Quantification of population exposure to NO2, PM2.5 and PM10 and estimated health impacts
Air pollution concentrations in Swedish cities are among the lowest in Europe. Despite this, health impacts due to exposure to ambient air pollution is still an important issue and the concentration levels, especially of nitrogen dioxide (NO2) and particles (PM10 and PM2.5), occasionally exceed the air quality standards at street level in many urban areas. In this report presents a health impact assessment (HIA) for the year 2015. Den här rapporten finns endast på engelska. Svensk sammanfattning finns i rapporten.
IVL and the Department of Public Health and Clinical Medicine at Umeå University have, on behalf of the Swedish EPA, performed a health impact assessment (HIA) for the year 2015. The population exposure to annual mean concentrations of NO2, PM10 and PM2.5 in ambient air has been quantified, and the health and associated economic consequences have been calculated based on these results. To allow application of known exposure-response functions for assessment of health effects this study exclusively focus on regional and urban background concentrations. Roadside concentrations are not addressed here. The results from this study show that background concentrations of the examined pollutants in 2015 were overall low, well below the environmental standards in most parts of the country. The background concentrations were also below the environmental objective for all examined pollutants, with the exception of a small stretch along the Swedish west coast and Skåne, where the particle concentrations were of the same magnitude as the environmental objective. It should be noted that a slight over-estimation of PM2.5 may occur in coastal regions due to the presence of sea salt which may affect the PM2.5/PM10 ratio used to calculate PM2.5 in this study. Nearly the entire Swedish population was exposed to concentrations below the environmental standards, and 97%, 78% and 77% was exposed to concentrations below the respective specifications of the environmental objective for NO2, PM10 and PM2.5. Exposure to the highest concentrations was found in the most polluted central parts of our largest cities. Comparing the results from this study to the 2010 assessment shows a slight increase in mean population exposure to NO2 and PM. For NO2, we also find a slight increase in the percentage of the population exposed to concentrations above the environmental objective. For PM, exposure to concentrations above the environmental objective was instead found to have decreased with up to 5%. Particle concentrations show a decreasing trend in Sweden, resulting in reduced exposure to the highest PM concentrations and an increased exposure to concentrations just below the environmental objectives. The slight increase in mean population exposure to PM can be explained by a growing population and ongoing urbanization, resulting in more people exposed to relatively high PM concentrations in the urban centres. While the contribution of local sources is minor for the smallest PM, it makes up the major part of NO2 concentrations in urban areas. The slight increase indicated for NO2 exposure is thus primarily connected to increased local emissions of NO2, due to, for example, increasing traffic and use of diesel vehicles.
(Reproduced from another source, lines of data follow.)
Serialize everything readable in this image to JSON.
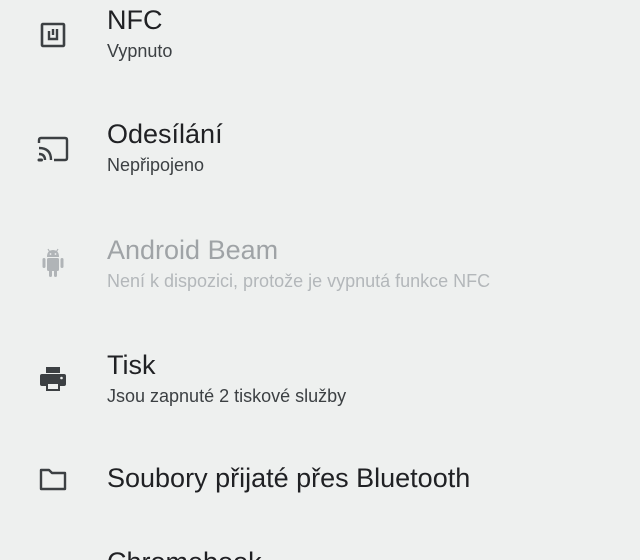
{
  "settings": {
    "items": [
      {
        "icon": "nfc-icon",
        "title": "NFC",
        "summary": "Vypnuto",
        "enabled": true
      },
      {
        "icon": "cast-icon",
        "title": "Odesílání",
        "summary": "Nepřipojeno",
        "enabled": true
      },
      {
        "icon": "android-icon",
        "title": "Android Beam",
        "summary": "Není k dispozici, protože je vypnutá funkce NFC",
        "enabled": false
      },
      {
        "icon": "printer-icon",
        "title": "Tisk",
        "summary": "Jsou zapnuté 2 tiskové služby",
        "enabled": true
      },
      {
        "icon": "folder-icon",
        "title": "Soubory přijaté přes Bluetooth",
        "enabled": true
      },
      {
        "title": "Chromebook",
        "enabled": true
      }
    ]
  },
  "colors": {
    "background": "#eef0ef",
    "icon": "#3c4043",
    "icon_disabled": "#b0b4b7",
    "title": "#202124",
    "disabled_text": "#9fa3a6"
  }
}
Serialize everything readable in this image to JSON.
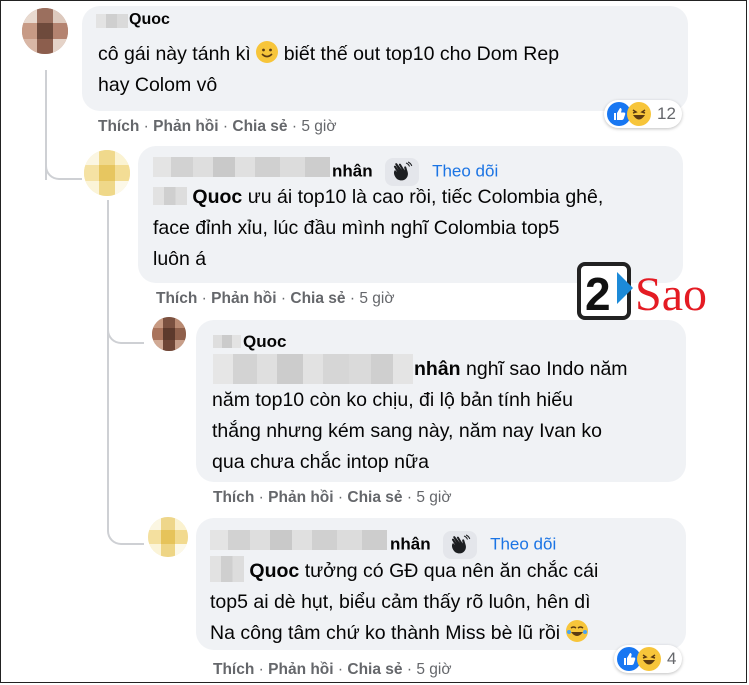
{
  "comments": [
    {
      "author": "Quoc",
      "text_parts": [
        "cô gái này tánh kì",
        "biết thế out top10 cho Dom Rep",
        "hay Colom vô"
      ],
      "actions": {
        "like": "Thích",
        "reply": "Phản hồi",
        "share": "Chia sẻ",
        "time": "5 giờ"
      },
      "reaction_count": "12"
    },
    {
      "author_suffix": "nhân",
      "follow": "Theo dõi",
      "mention": "Quoc",
      "lines": [
        "ưu ái top10 là cao rồi, tiếc Colombia ghê,",
        "face đỉnh xỉu, lúc đầu mình nghĩ Colombia top5",
        "luôn á"
      ],
      "actions": {
        "like": "Thích",
        "reply": "Phản hồi",
        "share": "Chia sẻ",
        "time": "5 giờ"
      }
    },
    {
      "author": "Quoc",
      "mention": "nhân",
      "lines": [
        "nghĩ sao Indo năm",
        "năm top10 còn ko chịu, đi lộ bản tính hiếu",
        "thắng nhưng kém sang này, năm nay Ivan ko",
        "qua chưa chắc intop nữa"
      ],
      "actions": {
        "like": "Thích",
        "reply": "Phản hồi",
        "share": "Chia sẻ",
        "time": "5 giờ"
      }
    },
    {
      "author_suffix": "nhân",
      "follow": "Theo dõi",
      "mention": "Quoc",
      "lines": [
        "tưởng có GĐ qua nên ăn chắc cái",
        "top5 ai dè hụt, biểu cảm thấy rõ luôn, hên dì",
        "Na công tâm chứ ko thành Miss bè lũ rồi"
      ],
      "actions": {
        "like": "Thích",
        "reply": "Phản hồi",
        "share": "Chia sẻ",
        "time": "5 giờ"
      },
      "reaction_count": "4"
    }
  ],
  "separator": "·",
  "watermark": {
    "number": "2",
    "word": "Sao"
  },
  "icons": {
    "like": "like-reaction-icon",
    "haha": "haha-reaction-icon",
    "smile": "smile-emoji-icon",
    "wave": "waving-hand-icon"
  },
  "colors": {
    "bubble": "#f0f2f5",
    "link": "#1b74e4",
    "meta": "#65676b",
    "brand_red": "#e41b23"
  }
}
This, in combination with the ongoing urbanization, results in a growing number of people living in areas with higher concentrations. Excess mortality is usually the main health indicator. We estimate approximately 3600 deaths per year associated with exposure to regional background (long-distance transported) concentrations of PM2.5. On average each premature death represents over 11 years of life lost. The total exposure to PM2.5 was recently in an EU report estimated to cause just over 3700 deaths per year in Sweden when no differences between sources and no threshold for effects were assumed. We assume that locally emitted particles (road dust, wood smoke and exhaust particles) have different effects on mortality, but face problems to find specific exposure-response functions. This is even more striking regarding effects on morbidity. Acknowledging the uncertainty, we estimate particles from local wood burning to cause more than 900 deaths per year, but here the exposure estimate is very uncertain. For road dust we calculate 215 deaths per year based on the exposure-response function from a Swedish study. We believe that the impact on mortality from locally emitted vehicle exhaust including particles is best indicated by exposure-response functions for within city gradients in NO2, which also could include effects of NO2 itself. We estimate approximately 2850 deaths per year from vehicle exhaust, but using alternative risk functions would result in 15-30% reduced estimates. The total number of excess deaths due to air pollution exposure was estimated up to 7600 in 2015. The increase in comparison to the 2010 estimate is not due to changes in estimated exposure, but resulting from a revision of assumed exposure-response relations. If we for 2010 had assumed the urban NO2 contribution to increase mortality without any cutoff, we would have estimated almost the same impact on mortality associated with NO2 as in 2015. Finally, the health impacts from exposure to NO2 and PM2.5 can be conservatively estimated to cause socio-economic costs of ~56 billion Krona in 2015. Just absence from work and studies can be estimated to cause socio-economic costs of ~0.4% of GDP in Sweden.